Myth:

We can delink economic growth and population growth from greenhouse emissions

Fact:

  • Some growth in services may have a low footprint, but a base level of provisioning per person needs physical resources and energy. Even service sector workers must be fed, clothed, housed and transported.
  • Construction is very emissions-intensive – we reduce per capita emissions merely by reducing growth rate and demand for infrastructure.
  • If we can reduce emissions despite growth, we can reduce them much faster without growth.

Myth:

Unless we restore replacement rate fertility, the population will collapse.

  • We had twice as many births as deaths, at a fertility rate of 1.7 children per woman.
  • It takes several decades for deaths to catch up to births, even with fertility well below 2.
  • After population peaks, we can adjust fertility and/or immigration upward if we choose not to let population decline. We can’t adjust population downward at our whim.

Myth:

Economic growth is a function of Population, Participation and Productivity (the Three “P”s)

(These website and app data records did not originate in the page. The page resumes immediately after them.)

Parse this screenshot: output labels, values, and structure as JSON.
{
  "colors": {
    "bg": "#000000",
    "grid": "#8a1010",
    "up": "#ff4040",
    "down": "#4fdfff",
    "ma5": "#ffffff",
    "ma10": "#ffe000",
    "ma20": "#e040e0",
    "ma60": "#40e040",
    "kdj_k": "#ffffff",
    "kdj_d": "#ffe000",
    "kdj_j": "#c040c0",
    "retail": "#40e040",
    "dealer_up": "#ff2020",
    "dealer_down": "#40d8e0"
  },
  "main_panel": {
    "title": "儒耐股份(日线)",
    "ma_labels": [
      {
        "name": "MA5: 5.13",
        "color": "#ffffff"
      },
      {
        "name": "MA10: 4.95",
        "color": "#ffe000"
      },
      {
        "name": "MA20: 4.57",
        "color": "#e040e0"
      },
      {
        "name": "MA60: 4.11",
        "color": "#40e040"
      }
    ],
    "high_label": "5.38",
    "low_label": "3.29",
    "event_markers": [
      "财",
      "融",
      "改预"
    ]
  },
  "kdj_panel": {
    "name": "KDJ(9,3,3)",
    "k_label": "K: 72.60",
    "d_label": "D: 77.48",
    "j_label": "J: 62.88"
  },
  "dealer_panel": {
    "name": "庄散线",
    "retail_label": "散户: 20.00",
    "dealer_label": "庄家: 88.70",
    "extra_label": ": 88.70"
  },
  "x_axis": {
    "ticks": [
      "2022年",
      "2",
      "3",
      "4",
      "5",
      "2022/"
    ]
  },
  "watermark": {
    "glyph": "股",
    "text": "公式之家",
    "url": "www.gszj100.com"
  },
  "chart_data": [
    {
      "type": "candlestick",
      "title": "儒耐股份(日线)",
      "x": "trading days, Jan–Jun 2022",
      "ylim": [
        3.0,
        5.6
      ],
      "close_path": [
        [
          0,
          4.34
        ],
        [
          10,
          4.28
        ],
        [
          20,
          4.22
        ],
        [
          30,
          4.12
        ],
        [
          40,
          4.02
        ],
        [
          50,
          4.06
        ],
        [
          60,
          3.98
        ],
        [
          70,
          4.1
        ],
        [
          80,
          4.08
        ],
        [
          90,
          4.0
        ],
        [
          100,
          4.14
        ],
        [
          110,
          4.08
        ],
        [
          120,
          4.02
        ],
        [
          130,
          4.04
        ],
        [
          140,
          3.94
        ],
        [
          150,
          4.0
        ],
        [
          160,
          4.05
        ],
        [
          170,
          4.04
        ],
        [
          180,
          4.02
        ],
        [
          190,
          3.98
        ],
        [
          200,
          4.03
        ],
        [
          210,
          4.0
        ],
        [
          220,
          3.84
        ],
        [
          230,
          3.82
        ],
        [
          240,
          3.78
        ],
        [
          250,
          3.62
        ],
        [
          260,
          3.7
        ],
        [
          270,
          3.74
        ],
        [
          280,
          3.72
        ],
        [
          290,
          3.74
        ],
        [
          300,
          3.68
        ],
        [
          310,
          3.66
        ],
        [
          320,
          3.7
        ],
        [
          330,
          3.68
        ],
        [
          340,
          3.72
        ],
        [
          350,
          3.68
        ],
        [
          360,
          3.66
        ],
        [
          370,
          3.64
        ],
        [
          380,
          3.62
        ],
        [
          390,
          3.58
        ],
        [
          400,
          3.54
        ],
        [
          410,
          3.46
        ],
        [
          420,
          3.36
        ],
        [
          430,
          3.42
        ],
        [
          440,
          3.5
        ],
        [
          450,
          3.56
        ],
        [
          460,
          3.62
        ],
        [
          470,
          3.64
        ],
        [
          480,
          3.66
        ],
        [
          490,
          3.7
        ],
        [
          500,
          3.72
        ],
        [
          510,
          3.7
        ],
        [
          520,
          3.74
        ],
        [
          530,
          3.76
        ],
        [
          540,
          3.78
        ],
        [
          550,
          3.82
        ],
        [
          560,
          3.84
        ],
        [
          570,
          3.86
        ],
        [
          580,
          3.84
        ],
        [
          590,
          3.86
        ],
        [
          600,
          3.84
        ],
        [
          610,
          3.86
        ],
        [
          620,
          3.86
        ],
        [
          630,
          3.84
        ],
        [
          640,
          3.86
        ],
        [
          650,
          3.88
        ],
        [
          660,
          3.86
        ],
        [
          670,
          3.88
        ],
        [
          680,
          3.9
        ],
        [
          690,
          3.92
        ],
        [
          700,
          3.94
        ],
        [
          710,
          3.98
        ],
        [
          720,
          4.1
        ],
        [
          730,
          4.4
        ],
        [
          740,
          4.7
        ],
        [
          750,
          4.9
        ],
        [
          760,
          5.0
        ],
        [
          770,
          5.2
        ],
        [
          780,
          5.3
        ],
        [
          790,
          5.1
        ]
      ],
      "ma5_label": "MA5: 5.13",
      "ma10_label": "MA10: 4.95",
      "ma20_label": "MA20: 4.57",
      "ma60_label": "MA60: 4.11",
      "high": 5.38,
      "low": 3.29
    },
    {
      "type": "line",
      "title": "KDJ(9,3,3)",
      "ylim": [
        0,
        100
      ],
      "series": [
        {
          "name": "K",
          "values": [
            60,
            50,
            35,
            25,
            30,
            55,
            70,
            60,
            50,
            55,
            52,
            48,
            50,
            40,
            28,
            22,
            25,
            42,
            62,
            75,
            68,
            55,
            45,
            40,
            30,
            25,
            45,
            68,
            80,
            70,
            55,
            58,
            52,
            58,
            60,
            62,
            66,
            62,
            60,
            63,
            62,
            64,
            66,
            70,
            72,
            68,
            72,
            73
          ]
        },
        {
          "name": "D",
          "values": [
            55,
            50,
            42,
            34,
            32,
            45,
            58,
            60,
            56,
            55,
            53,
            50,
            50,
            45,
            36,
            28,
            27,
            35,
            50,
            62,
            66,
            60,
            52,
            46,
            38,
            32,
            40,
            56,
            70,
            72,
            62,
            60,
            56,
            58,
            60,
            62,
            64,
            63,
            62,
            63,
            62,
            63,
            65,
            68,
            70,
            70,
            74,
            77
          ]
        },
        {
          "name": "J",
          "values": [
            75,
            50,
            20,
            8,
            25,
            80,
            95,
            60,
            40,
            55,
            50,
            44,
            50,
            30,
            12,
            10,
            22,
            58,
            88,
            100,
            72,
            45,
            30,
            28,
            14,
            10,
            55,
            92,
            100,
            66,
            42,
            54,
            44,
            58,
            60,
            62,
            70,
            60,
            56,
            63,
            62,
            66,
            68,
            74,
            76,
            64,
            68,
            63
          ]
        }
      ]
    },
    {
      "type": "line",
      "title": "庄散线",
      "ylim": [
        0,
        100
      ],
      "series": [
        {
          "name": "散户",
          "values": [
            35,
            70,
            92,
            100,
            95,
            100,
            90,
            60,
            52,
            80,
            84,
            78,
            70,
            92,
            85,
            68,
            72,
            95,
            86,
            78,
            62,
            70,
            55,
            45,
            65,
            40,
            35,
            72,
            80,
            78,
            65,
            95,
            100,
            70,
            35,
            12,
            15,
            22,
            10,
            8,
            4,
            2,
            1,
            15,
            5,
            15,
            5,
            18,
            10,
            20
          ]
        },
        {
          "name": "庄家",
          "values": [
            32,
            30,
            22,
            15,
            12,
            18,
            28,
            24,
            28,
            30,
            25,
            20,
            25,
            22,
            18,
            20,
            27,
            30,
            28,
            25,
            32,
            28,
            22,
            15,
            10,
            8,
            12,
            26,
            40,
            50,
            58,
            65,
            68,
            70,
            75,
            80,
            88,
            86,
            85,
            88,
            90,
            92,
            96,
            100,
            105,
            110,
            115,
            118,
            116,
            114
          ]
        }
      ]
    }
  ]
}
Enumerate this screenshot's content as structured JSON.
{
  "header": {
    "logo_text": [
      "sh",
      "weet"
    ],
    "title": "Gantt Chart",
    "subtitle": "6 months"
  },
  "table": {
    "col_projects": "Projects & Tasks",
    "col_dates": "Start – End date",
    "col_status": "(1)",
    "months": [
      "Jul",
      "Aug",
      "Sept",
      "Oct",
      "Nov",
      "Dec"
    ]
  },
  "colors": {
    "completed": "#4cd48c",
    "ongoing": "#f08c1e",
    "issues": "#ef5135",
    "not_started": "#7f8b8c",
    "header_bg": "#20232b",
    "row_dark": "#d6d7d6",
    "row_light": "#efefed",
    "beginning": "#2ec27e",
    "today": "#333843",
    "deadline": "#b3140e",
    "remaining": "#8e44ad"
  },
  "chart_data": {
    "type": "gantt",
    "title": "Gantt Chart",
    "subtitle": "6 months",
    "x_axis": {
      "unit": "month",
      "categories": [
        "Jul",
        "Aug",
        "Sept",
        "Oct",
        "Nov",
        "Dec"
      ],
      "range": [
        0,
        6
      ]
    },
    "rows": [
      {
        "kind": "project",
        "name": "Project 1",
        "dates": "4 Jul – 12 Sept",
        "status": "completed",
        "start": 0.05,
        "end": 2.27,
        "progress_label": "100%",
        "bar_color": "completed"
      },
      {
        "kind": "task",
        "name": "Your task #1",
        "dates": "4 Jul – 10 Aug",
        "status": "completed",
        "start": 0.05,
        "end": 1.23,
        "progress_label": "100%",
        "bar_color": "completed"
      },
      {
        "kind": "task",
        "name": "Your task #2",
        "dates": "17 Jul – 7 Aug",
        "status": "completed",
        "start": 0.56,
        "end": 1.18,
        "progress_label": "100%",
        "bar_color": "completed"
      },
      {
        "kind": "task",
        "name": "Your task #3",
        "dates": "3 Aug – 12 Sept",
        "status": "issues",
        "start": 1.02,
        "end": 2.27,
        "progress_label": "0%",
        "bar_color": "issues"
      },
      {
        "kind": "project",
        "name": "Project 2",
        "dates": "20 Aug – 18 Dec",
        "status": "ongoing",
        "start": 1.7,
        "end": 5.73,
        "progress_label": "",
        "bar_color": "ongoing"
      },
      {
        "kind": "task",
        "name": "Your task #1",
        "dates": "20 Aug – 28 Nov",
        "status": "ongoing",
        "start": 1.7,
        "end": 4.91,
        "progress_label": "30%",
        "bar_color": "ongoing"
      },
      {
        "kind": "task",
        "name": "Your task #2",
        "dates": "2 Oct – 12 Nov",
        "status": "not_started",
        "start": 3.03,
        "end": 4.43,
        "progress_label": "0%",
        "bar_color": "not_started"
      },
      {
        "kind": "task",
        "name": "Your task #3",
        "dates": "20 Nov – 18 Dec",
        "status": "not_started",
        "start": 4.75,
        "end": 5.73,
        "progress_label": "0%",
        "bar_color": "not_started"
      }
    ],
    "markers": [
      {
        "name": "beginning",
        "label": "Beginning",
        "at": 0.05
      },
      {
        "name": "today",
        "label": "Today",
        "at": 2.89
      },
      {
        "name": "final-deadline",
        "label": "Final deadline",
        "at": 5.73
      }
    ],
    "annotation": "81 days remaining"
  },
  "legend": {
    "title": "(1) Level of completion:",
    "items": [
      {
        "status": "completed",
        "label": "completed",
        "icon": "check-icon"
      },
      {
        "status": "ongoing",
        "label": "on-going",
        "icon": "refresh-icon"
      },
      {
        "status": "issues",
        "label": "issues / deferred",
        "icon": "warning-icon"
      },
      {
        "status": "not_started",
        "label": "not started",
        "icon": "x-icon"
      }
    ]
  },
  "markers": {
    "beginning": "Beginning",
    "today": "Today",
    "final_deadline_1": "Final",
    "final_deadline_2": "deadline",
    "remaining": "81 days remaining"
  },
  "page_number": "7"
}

Fact:

  • In plain language, this is saying “more people working longer hours for less pay!” What about income inequality and quality of life?
  • Wealth is a “per capita” thing. Population growth doesn’t increase the number of people per capita. But it does reduce participation (i.e. unemployment is higher) and productivity (resources are more scarce, rents are higher, infrastructure is congested and cash-strapped governments are less able to assist).

Myth:

Migrants create more jobs than they take.

Fact:

  • This could only be true if they were spending more in the local economy than their local income. That is, because of wealth they bring with them or additional exports they create, their total spending, minus what they spend on all imports and remittances and debt-servicing, exceeds their salary. This may be true of rich Germans retiring to Spain, but it’s not true of Australia’s migrants.
  • Countries with lower population growth tend to have lower unemployment, and less income inequality (i.e. better pay for low-wage workers).
  • The proponents of more migration themselves claim it will put downward pressure on wages (or “reduce inflationary pressure on wages”). This means people agree to work for less because it’s harder to get a job.

Myth:

People who want lower immigration are racist and xenophobic.

Fact:

  • Unlimited immigration makes sustainability impossible. This applies regardless of the race or ethnicity of the immigrants.
  • Many immigrants also want lower immigration, because they value the environment and quality of life in Australia.
  • Social progressives should want lower immigration, because high immigration enriches the rich at the expense of the poor. Immigrants themselves are exploited in the process.